**Page and application data records:**
#####

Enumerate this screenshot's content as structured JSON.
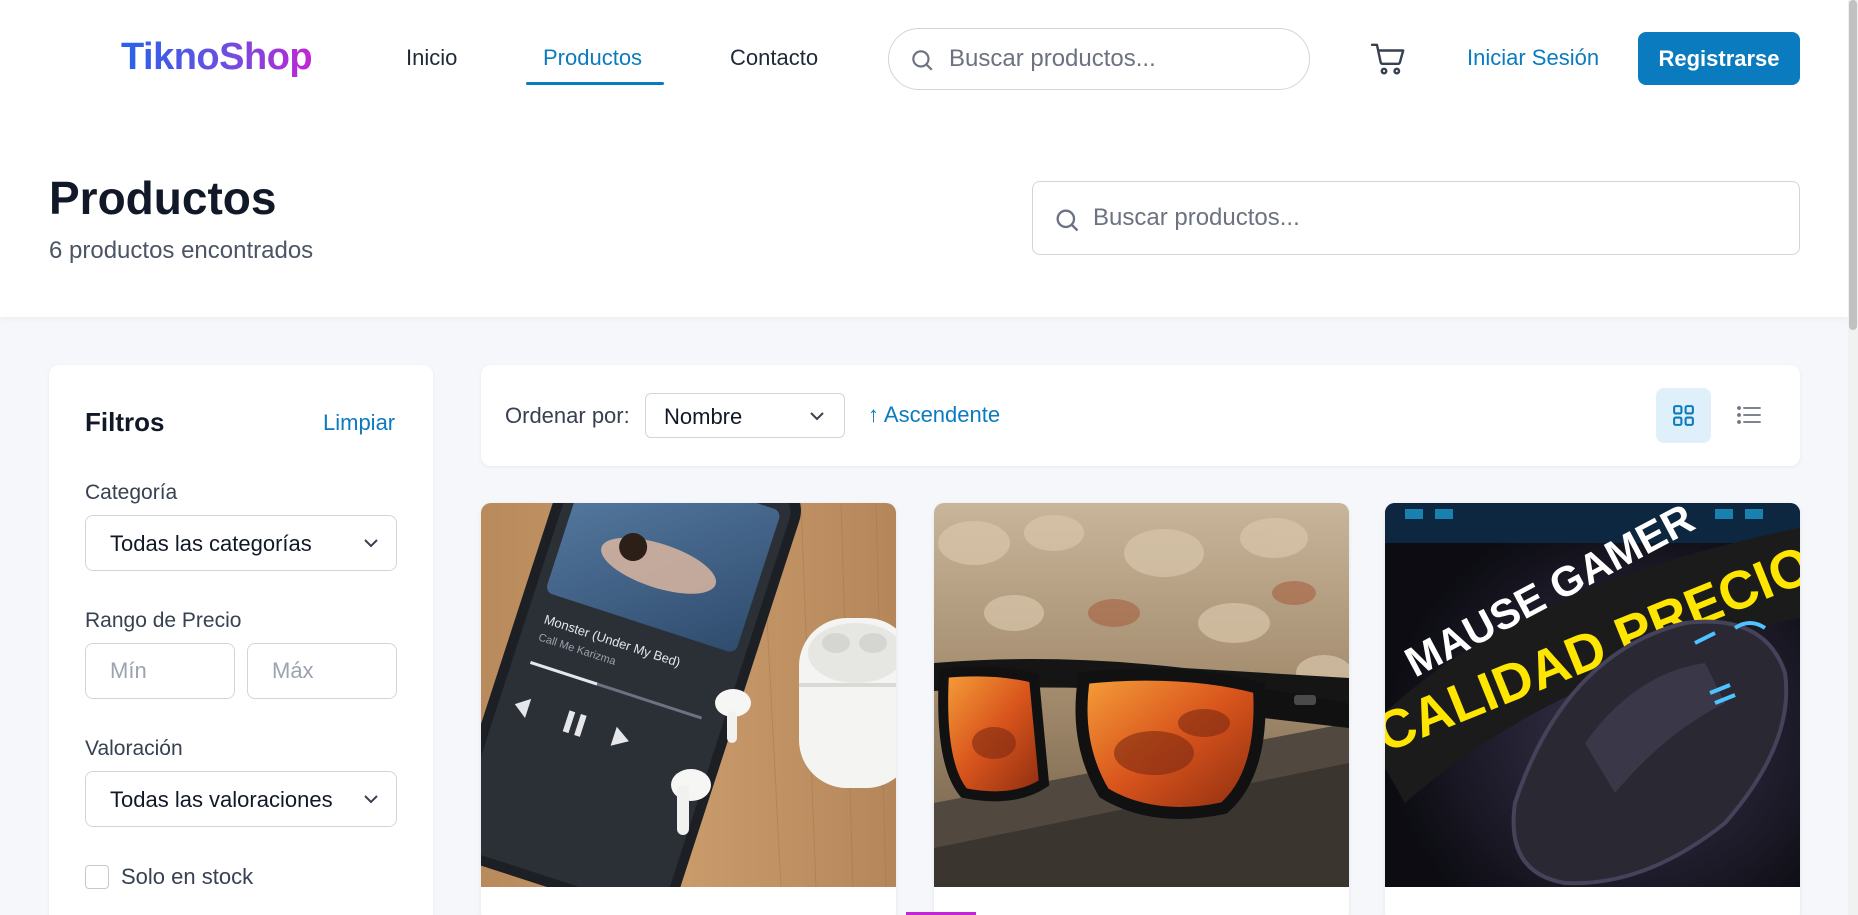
{
  "header": {
    "logo": "TiknoShop",
    "nav": [
      {
        "label": "Inicio"
      },
      {
        "label": "Productos",
        "active": true
      },
      {
        "label": "Contacto"
      }
    ],
    "search_placeholder": "Buscar productos...",
    "cart_icon": "cart-icon",
    "login_label": "Iniciar Sesión",
    "register_label": "Registrarse"
  },
  "page": {
    "title": "Productos",
    "count_text": "6 productos encontrados",
    "search_placeholder": "Buscar productos..."
  },
  "filters": {
    "title": "Filtros",
    "clear_label": "Limpiar",
    "category_label": "Categoría",
    "category_value": "Todas las categorías",
    "price_label": "Rango de Precio",
    "price_min_placeholder": "Mín",
    "price_max_placeholder": "Máx",
    "rating_label": "Valoración",
    "rating_value": "Todas las valoraciones",
    "in_stock_label": "Solo en stock",
    "in_stock_checked": false
  },
  "toolbar": {
    "sort_label": "Ordenar por:",
    "sort_value": "Nombre",
    "sort_direction": "↑ Ascendente",
    "view_mode": "grid"
  },
  "products": [
    {
      "image": "phone-and-earbuds-photo",
      "image_text": [
        "Monster (Under My Bed)",
        "Call Me Karizma"
      ]
    },
    {
      "image": "sunglasses-photo"
    },
    {
      "image": "gaming-mouse-photo",
      "image_text": [
        "MAUSE GAMER",
        "CALIDAD PRECIO"
      ]
    }
  ],
  "colors": {
    "accent": "#0b7bbf",
    "logo_gradient": [
      "#2563eb",
      "#c026d3"
    ],
    "background": "#f5f7fa"
  }
}
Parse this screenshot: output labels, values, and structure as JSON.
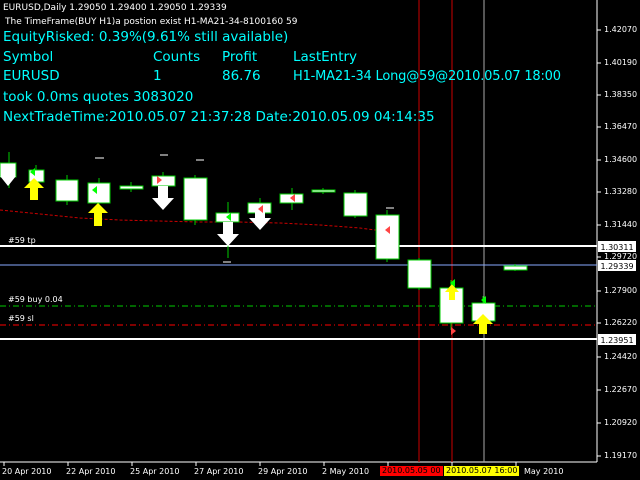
{
  "header": {
    "symbol_line": "EURUSD,Daily  1.29050 1.29400 1.29050 1.29339",
    "status_line": "The TimeFrame(BUY H1)a postion exist H1-MA21-34-8100160 59"
  },
  "info_panel": {
    "equity_risked": "EquityRisked: 0.39%(9.61% still available)",
    "table_headers": [
      "Symbol",
      "Counts",
      "Profit",
      "LastEntry"
    ],
    "table_row": [
      "EURUSD",
      "1",
      "86.76",
      "H1-MA21-34 Long@59@2010.05.07 18:00"
    ],
    "quotes": "took 0.0ms quotes 3083020",
    "next_trade": "NextTradeTime:2010.05.07 21:37:28 Date:2010.05.09 04:14:35"
  },
  "levels": {
    "tp_label": "#59 tp",
    "buy_label": "#59 buy 0.04",
    "sl_label": "#59 sl"
  },
  "price_axis": {
    "ticks": [
      "1.42070",
      "1.40190",
      "1.38350",
      "1.36470",
      "1.34600",
      "1.33280",
      "1.31440",
      "1.29720",
      "1.27900",
      "1.26220",
      "1.24420",
      "1.22670",
      "1.20920",
      "1.19170"
    ],
    "highlighted": [
      "1.30311",
      "1.29339",
      "1.23951"
    ]
  },
  "time_axis": {
    "labels": [
      "20 Apr 2010",
      "22 Apr 2010",
      "25 Apr 2010",
      "27 Apr 2010",
      "29 Apr 2010",
      "2 May 2010",
      "May 2010"
    ],
    "highlight_red": "2010.05.05 00",
    "highlight_yellow": "2010.05.07 16:00"
  },
  "colors": {
    "background": "#000000",
    "text": "#ffffff",
    "info": "#00ffff",
    "candle_border": "#00cc00",
    "candle_body": "#ffffff",
    "ma_line": "#cc0000",
    "entry_line": "#00cc00",
    "sl_line": "#ff0000",
    "arrow_up": "#ffff00",
    "arrow_down": "#ffffff",
    "vline_red": "#cc0000",
    "vline_white": "#aaaaaa",
    "axis_highlight_red": "#ff0000",
    "axis_highlight_yellow": "#ffff00"
  }
}
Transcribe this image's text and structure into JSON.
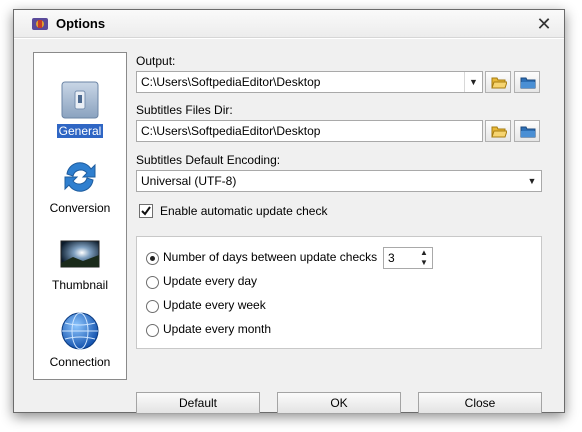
{
  "window": {
    "title": "Options",
    "close_glyph": "✕"
  },
  "nav": {
    "items": [
      {
        "label": "General",
        "icon": "switch-icon",
        "selected": true
      },
      {
        "label": "Conversion",
        "icon": "refresh-arrows-icon"
      },
      {
        "label": "Thumbnail",
        "icon": "image-thumbnail-icon"
      },
      {
        "label": "Connection",
        "icon": "globe-icon"
      }
    ]
  },
  "general": {
    "output_label": "Output:",
    "output_value": "C:\\Users\\SoftpediaEditor\\Desktop",
    "subs_dir_label": "Subtitles Files Dir:",
    "subs_dir_value": "C:\\Users\\SoftpediaEditor\\Desktop",
    "encoding_label": "Subtitles Default Encoding:",
    "encoding_value": "Universal (UTF-8)",
    "update_check_label": "Enable automatic update check",
    "update_check_checked": true,
    "update_options": [
      {
        "label": "Number of days between update checks",
        "selected": true
      },
      {
        "label": "Update every day",
        "selected": false
      },
      {
        "label": "Update every week",
        "selected": false
      },
      {
        "label": "Update every month",
        "selected": false
      }
    ],
    "days_value": "3"
  },
  "footer": {
    "default_label": "Default",
    "ok_label": "OK",
    "close_label": "Close"
  },
  "colors": {
    "selection": "#2f66c4",
    "folder": "#e8b838",
    "blue_folder": "#2d6fb5"
  }
}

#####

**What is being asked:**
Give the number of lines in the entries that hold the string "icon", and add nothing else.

**Response for this exercise:**
5